    The Sadness

    ★★★

    Here we go, post (?) Covid horror is upon us. 28 Days Later is the obvious lineage, but with added sadism, like James Herbert’s 80s nasties, The Fog and The Dark. Trouble is, the rudimentary narrative (separated couple trying to reunite) just doesn’t engage; the film becomes a succession of shock moments, like a Loony Tunes cartoon on bad acid.

    Attempts at profundity (our deepest desires etc) fall flat. If gore is all you’re after, you’ll have a ball - the effects are excellent - but it felt superficial to me, lacking a true gut punch.

  • Rope

    Rope

    ★★★★½

    Just delightful.
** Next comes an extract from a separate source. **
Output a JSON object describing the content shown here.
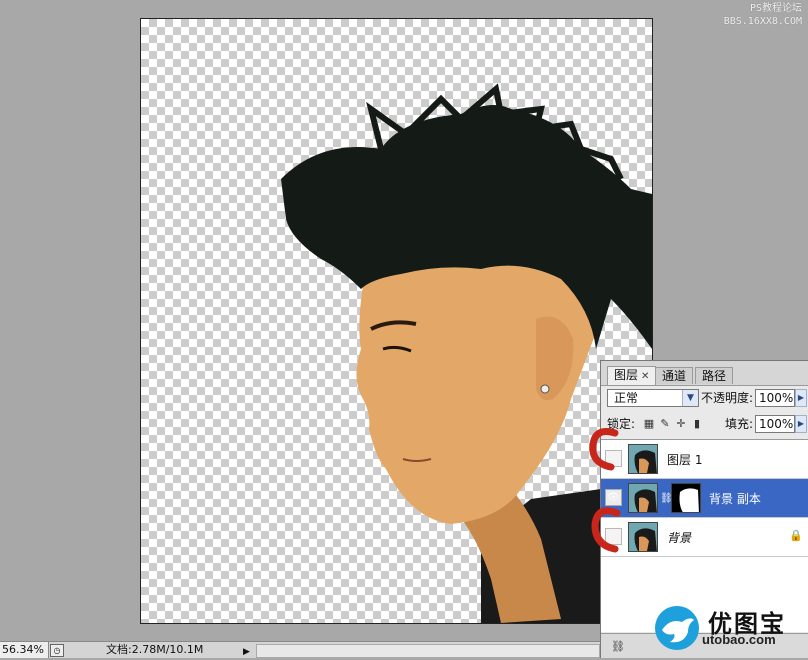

Hitchcock obviously knows Hamilton’s play is straight up horrific for a mainstream picture (unwitting parents dining over their dead son’s corpse?) so he (and the writers) go for a kind of ghoulish pantomime feel. Even James Stewart seems mannered, at least at first, like he’s playing a haunted uncle.

    As the noose tightens though, and the gloriously fake looking skyline goes from cloudy pastoral to full noir, the tension gets ridiculous and moral judgement looms. The pre-post modern…